Only a few months ago, Justin Trudeau and his centrist party put a beatdown on the right-wing opposition. (Sound familiar? That's what we're looking at this year.) One thing that did not happen north of the border — though it's exactly what I expect to happen here — is bad sportsmanship by the losing parties. A few individuals went off the deep end, true enough; but one did not see the Tories proclaiming the end of the world, or even of their own individual careers, combined with vicious rhetoric essentially boiling down to "don't blame me when things go bad" (the barely-adult version of "I told you so!" that dominates in electoral politics across the West). Indeed, one hasn't even seen significant public displays of defiance from parts of the government that remained in Tory control, whether federally or provincially.
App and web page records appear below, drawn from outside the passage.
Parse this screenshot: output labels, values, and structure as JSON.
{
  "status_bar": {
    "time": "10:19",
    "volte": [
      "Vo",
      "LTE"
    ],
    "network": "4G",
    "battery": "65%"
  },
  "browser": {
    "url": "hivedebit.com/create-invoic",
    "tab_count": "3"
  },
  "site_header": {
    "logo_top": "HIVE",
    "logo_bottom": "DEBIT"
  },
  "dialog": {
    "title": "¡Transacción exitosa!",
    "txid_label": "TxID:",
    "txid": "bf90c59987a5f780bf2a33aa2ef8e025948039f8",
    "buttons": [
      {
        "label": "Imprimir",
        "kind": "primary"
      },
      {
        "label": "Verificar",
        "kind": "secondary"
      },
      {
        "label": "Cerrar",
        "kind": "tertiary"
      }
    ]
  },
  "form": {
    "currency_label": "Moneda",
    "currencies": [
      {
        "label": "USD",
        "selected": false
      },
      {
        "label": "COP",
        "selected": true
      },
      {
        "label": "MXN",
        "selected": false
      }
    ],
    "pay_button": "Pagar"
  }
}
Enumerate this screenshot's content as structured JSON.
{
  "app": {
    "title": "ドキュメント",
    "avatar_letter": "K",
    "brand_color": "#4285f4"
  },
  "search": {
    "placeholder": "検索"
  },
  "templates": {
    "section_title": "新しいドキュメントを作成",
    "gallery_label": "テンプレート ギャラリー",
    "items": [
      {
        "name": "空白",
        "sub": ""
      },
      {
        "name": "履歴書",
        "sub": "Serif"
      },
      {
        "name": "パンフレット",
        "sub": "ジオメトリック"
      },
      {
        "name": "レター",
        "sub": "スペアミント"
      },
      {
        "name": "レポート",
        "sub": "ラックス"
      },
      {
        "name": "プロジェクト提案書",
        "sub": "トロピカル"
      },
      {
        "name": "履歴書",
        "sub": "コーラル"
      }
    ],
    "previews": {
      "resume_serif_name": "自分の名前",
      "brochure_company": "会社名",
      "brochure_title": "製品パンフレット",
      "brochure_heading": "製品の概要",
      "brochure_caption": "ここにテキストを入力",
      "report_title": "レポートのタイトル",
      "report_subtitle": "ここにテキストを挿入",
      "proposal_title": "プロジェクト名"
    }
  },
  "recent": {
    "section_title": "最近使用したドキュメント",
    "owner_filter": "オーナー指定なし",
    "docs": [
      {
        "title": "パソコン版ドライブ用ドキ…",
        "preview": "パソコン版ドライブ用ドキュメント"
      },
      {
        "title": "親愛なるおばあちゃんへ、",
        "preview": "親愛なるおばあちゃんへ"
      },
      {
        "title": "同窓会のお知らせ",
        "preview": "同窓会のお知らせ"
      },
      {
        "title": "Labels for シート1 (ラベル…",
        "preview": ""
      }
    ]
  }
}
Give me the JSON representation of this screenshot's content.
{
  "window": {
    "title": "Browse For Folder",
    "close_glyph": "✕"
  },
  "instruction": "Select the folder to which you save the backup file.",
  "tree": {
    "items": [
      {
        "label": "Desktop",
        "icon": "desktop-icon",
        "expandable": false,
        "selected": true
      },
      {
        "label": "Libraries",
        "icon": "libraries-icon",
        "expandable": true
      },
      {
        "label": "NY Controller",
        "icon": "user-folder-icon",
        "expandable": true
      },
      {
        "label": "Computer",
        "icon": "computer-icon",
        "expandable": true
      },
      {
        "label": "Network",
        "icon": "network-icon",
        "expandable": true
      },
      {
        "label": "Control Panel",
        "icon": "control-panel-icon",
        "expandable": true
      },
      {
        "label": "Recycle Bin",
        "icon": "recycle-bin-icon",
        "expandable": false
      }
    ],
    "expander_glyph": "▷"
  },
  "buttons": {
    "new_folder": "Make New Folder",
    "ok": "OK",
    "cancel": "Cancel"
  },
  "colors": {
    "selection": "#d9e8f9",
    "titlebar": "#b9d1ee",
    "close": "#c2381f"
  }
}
The contrast with the defiance — in both words and (mis)deeds — from Heffalump leaders after the 2012 election is astounding.
The relationship of the preceding to the Boland Amendments (and officer misconduct that confirmed for me that the Naval Academy was doing a really bad job in the 1960s... which the Navy itself refused to do anything about) is left as an exercise for the body politic.